Nearly a fourth of Kake’s student population participates in the winter basketball season. In fact, it’s so many that during the junior high season, there aren’t enough be cheerleaders. So, the Boys and Girls Club recruits from within the preschool. I go over to chat with the pixie squad. They wear high ponytails, white sneakers, and chocolate ice cream all over their face.
KCAW: “I was wondering what’s your name?”
Girl 1: “Paige.”
KCAW: “How old are you?”
KCAW: “And what’s your name?”
Girl 2: “Madison.”
KCAW: “How old are you?”
It’s halftime, the squad spills onto the court to cheer. At one point, they throw back their heads like lions and roar.
Arthur Johnson is Kake’s Athletic Director.
“That’s what we do,” Johnson said. “In small communities, we play basketball.”

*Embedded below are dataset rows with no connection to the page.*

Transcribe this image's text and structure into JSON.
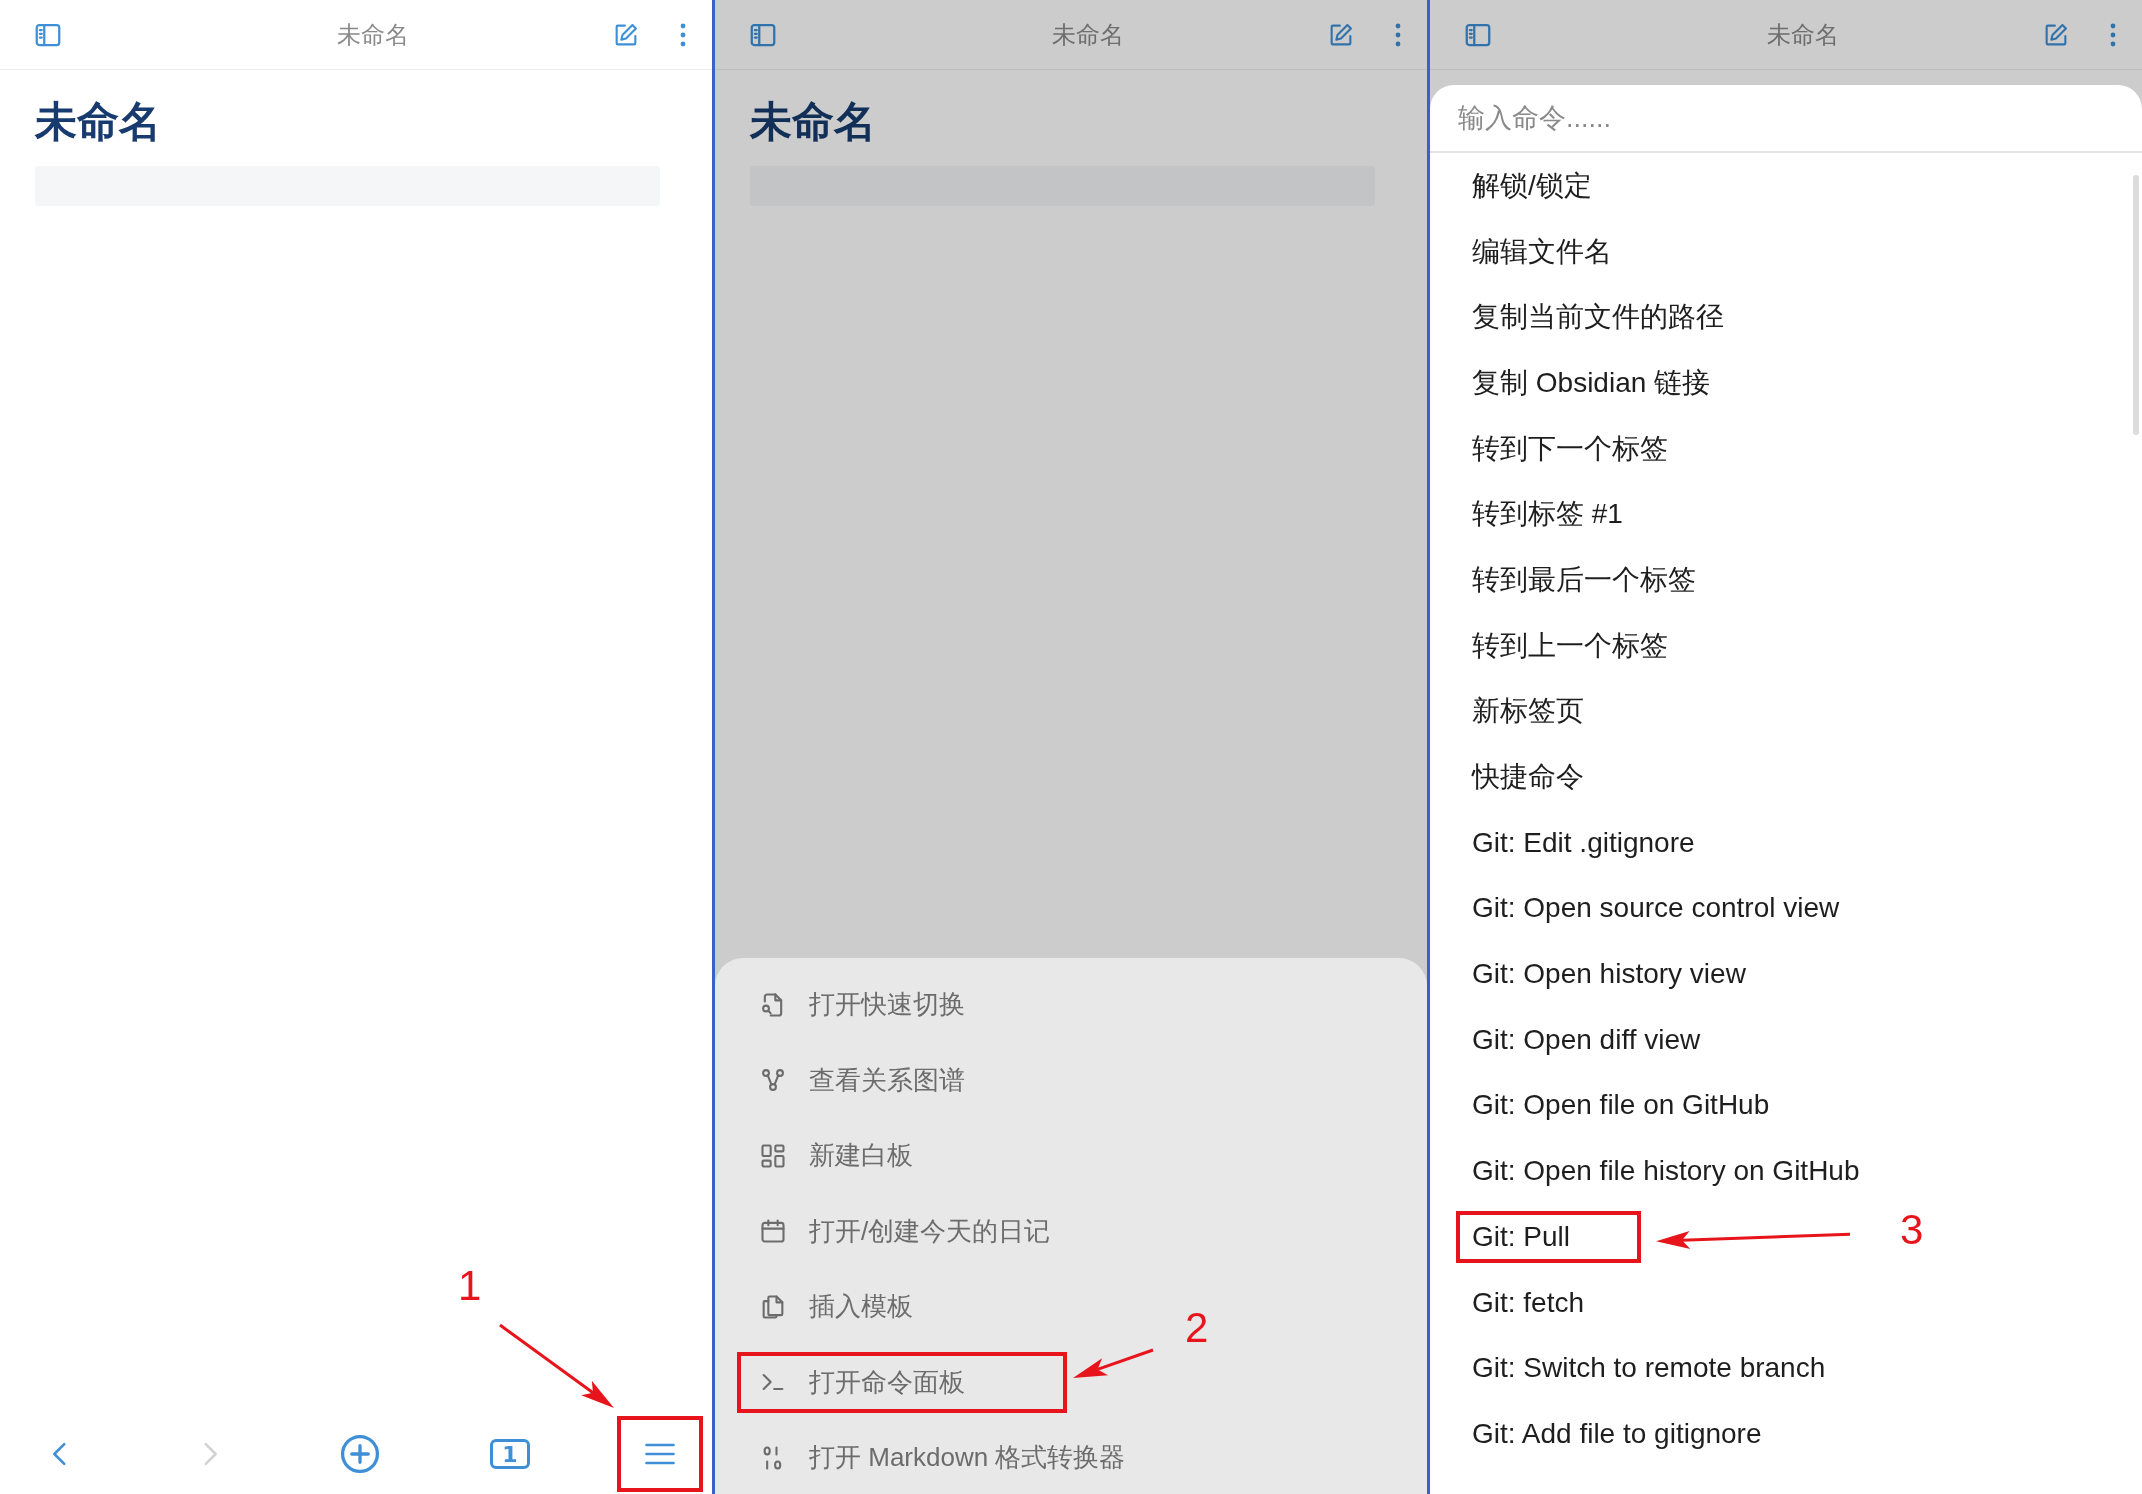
{
  "panels": [
    {
      "kind": "editor",
      "top_bar": {
        "title": "未命名"
      },
      "note": {
        "title": "未命名"
      },
      "bottom_nav": [
        {
          "kind": "back",
          "disabled": false,
          "highlighted": false
        },
        {
          "kind": "forward",
          "disabled": true,
          "highlighted": false
        },
        {
          "kind": "new",
          "disabled": false,
          "highlighted": false
        },
        {
          "kind": "tabs",
          "label": "1",
          "disabled": false,
          "highlighted": false
        },
        {
          "kind": "menu",
          "disabled": false,
          "highlighted": true
        }
      ],
      "annotation": {
        "label": "1"
      }
    },
    {
      "kind": "menu",
      "dimmed": true,
      "top_bar": {
        "title": "未命名"
      },
      "note": {
        "title": "未命名"
      },
      "menu_items": [
        {
          "kind": "switcher",
          "label": "打开快速切换",
          "highlighted": false
        },
        {
          "kind": "graph",
          "label": "查看关系图谱",
          "highlighted": false
        },
        {
          "kind": "canvas",
          "label": "新建白板",
          "highlighted": false
        },
        {
          "kind": "calendar",
          "label": "打开/创建今天的日记",
          "highlighted": false
        },
        {
          "kind": "template",
          "label": "插入模板",
          "highlighted": false
        },
        {
          "kind": "terminal",
          "label": "打开命令面板",
          "highlighted": true
        },
        {
          "kind": "binary",
          "label": "打开 Markdown 格式转换器",
          "highlighted": false
        }
      ],
      "annotation": {
        "label": "2"
      }
    },
    {
      "kind": "palette",
      "dimmed": true,
      "top_bar": {
        "title": "未命名"
      },
      "palette": {
        "placeholder": "输入命令......",
        "items": [
          {
            "label": "解锁/锁定",
            "highlighted": false
          },
          {
            "label": "编辑文件名",
            "highlighted": false
          },
          {
            "label": "复制当前文件的路径",
            "highlighted": false
          },
          {
            "label": "复制 Obsidian 链接",
            "highlighted": false
          },
          {
            "label": "转到下一个标签",
            "highlighted": false
          },
          {
            "label": "转到标签 #1",
            "highlighted": false
          },
          {
            "label": "转到最后一个标签",
            "highlighted": false
          },
          {
            "label": "转到上一个标签",
            "highlighted": false
          },
          {
            "label": "新标签页",
            "highlighted": false
          },
          {
            "label": "快捷命令",
            "highlighted": false
          },
          {
            "label": "Git: Edit .gitignore",
            "highlighted": false
          },
          {
            "label": "Git: Open source control view",
            "highlighted": false
          },
          {
            "label": "Git: Open history view",
            "highlighted": false
          },
          {
            "label": "Git: Open diff view",
            "highlighted": false
          },
          {
            "label": "Git: Open file on GitHub",
            "highlighted": false
          },
          {
            "label": "Git: Open file history on GitHub",
            "highlighted": false
          },
          {
            "label": "Git: Pull",
            "highlighted": true
          },
          {
            "label": "Git: fetch",
            "highlighted": false
          },
          {
            "label": "Git: Switch to remote branch",
            "highlighted": false
          },
          {
            "label": "Git: Add file to gitignore",
            "highlighted": false
          }
        ]
      },
      "annotation": {
        "label": "3"
      }
    }
  ]
}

The district did not have a wrestling coach this winter, or enough student interest for mix six volleyball. So Johnson used that funding to restore home games to the middle school program. He’s still close with people he played against as kids, in villages like Yakutat and Hoonah.

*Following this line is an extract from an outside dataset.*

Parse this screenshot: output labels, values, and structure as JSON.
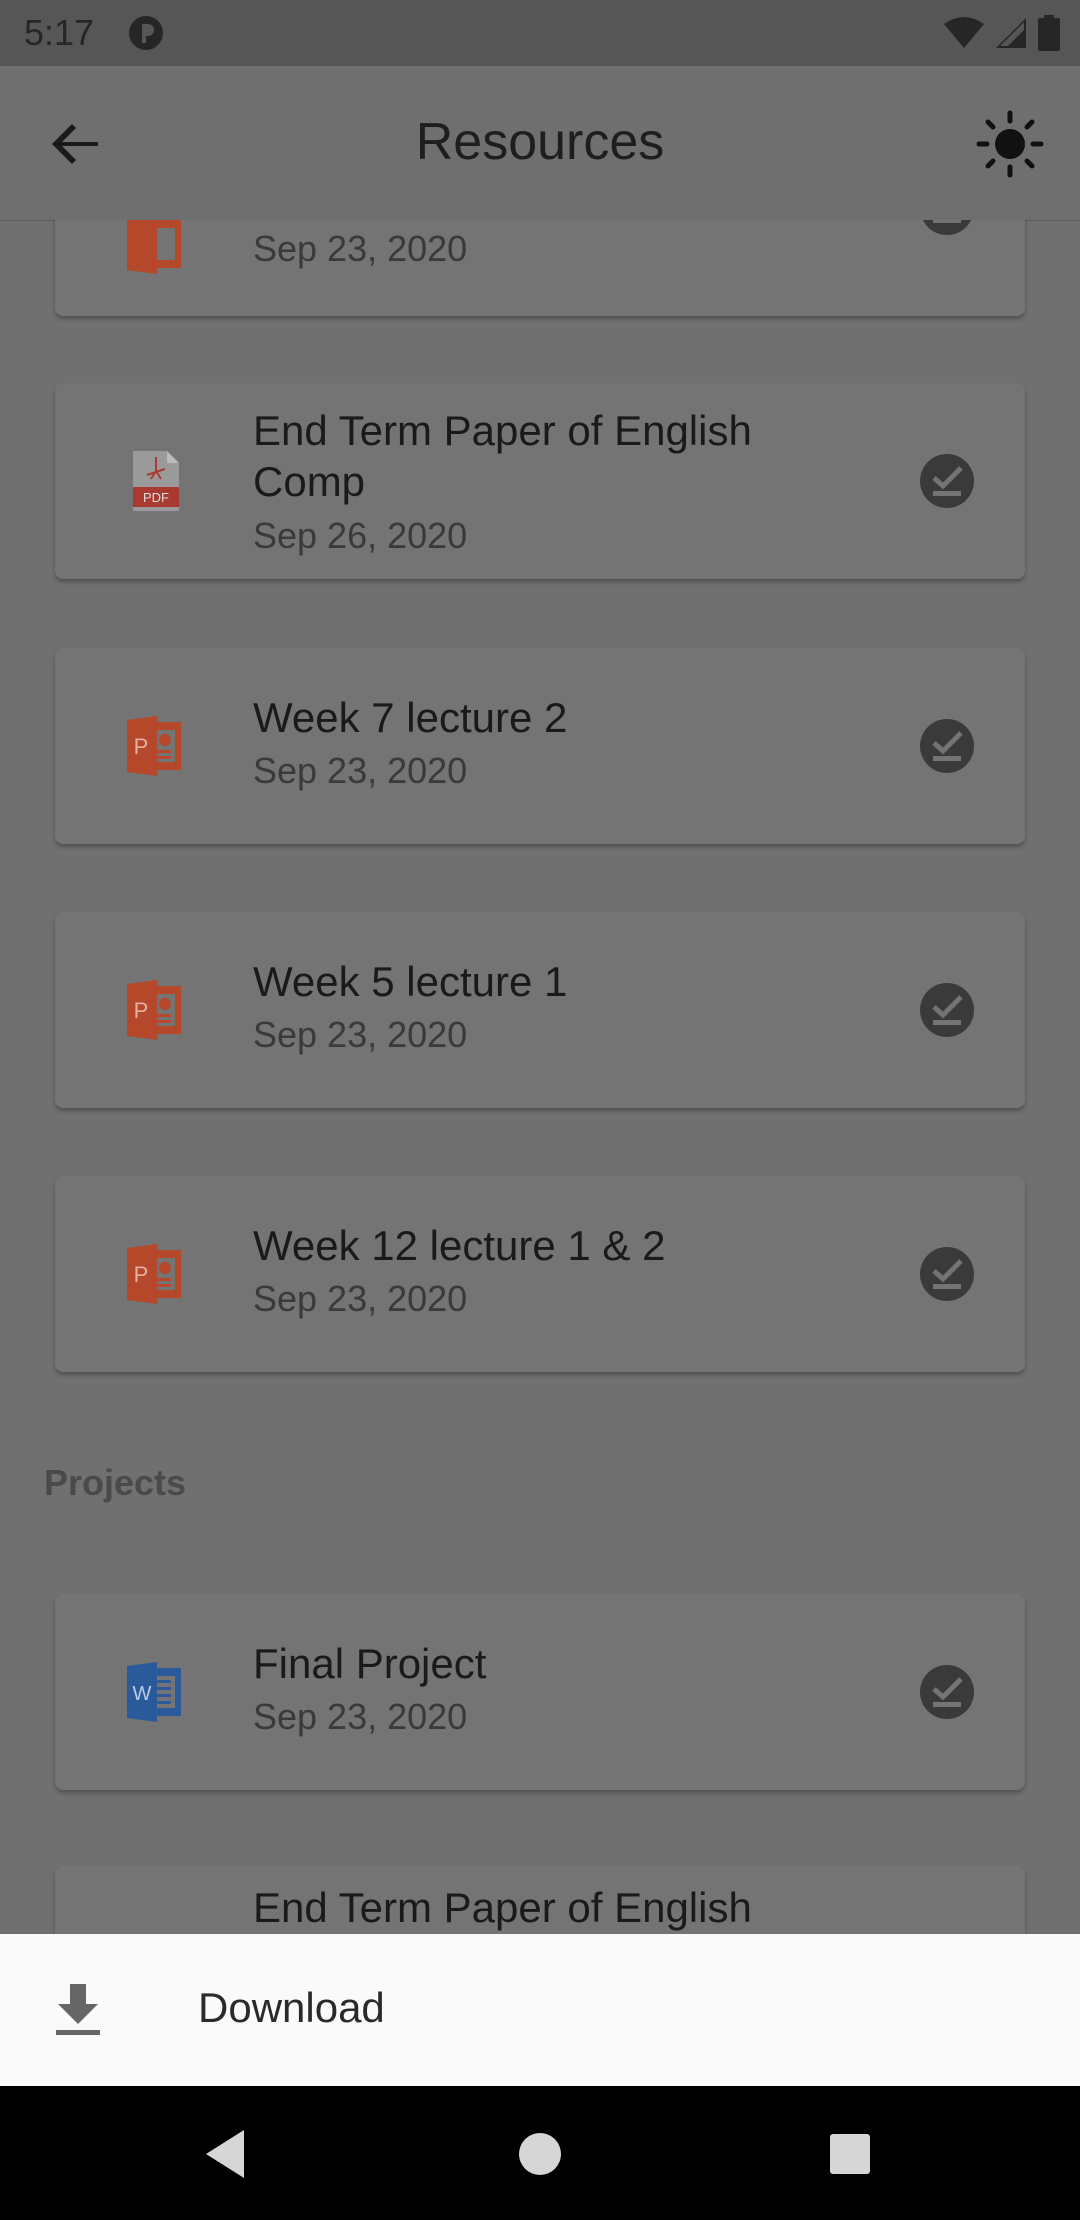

“They’ll have lifelong friends through playing basketball and traveling and representing our school,” Johnson said.
The other goal is to feed the high school program. The high school girls won the regional 2A championship in 2015 and the boys in 2007. But, at the middle school age, Johnson thinks the experience of losing is just as important. That happens tonight, 16 to 29. But the Lions are good about it, filtering past the Sitka Huskies, slapping their hands.
One of the loudest voices at the game is Debbie Johnson-James. When she was in high school, there was no girls team in Kake.
“It’s a self-confidence booster for them to be able to play at home,” Johnson-James said. “And we were the first group of girls out of high school to approach the fire department to allow women to play in their tournament.”
And they did. Now, Johnson-James is the middle school coach and she makes all her players sign a contract to not drink soda or other sugar-sweetened beverages during the season.
“There’s a 7th grade girl who says she’s lost 23 pounds,” Johnson-James said. “I mean, some of these kids, electronics, technology, they’ve really impacted our youth.”
And basketball is a powerful antidote. You also have to keep your grades up to be eligible. “Student before athlete,” Coach Johnson-James said. Tomorrow is the last night of the season and for the students, that’s a hard loss to take.
“This morning, Briony (she’s on the girls team) said, ‘Tomorrow is the last day until next year! I gotta wait a whole year for this again!'” Johnson-James said.
To ease the transition, Coach Johnson-James always hosts a group pizza night. They’ll play a movie. Something inspiring. And the team is lucky in that they’ve got a coach straight out of the movies.
“It’s a privilege to be out on the floor because they’ve earned it in the classroom first. When I ask them to play from the heart, they’re like from the heart? Things gotta come from the heart.”
And that, Johnson-James said, is the difference between just running down the court and actually playing basketball.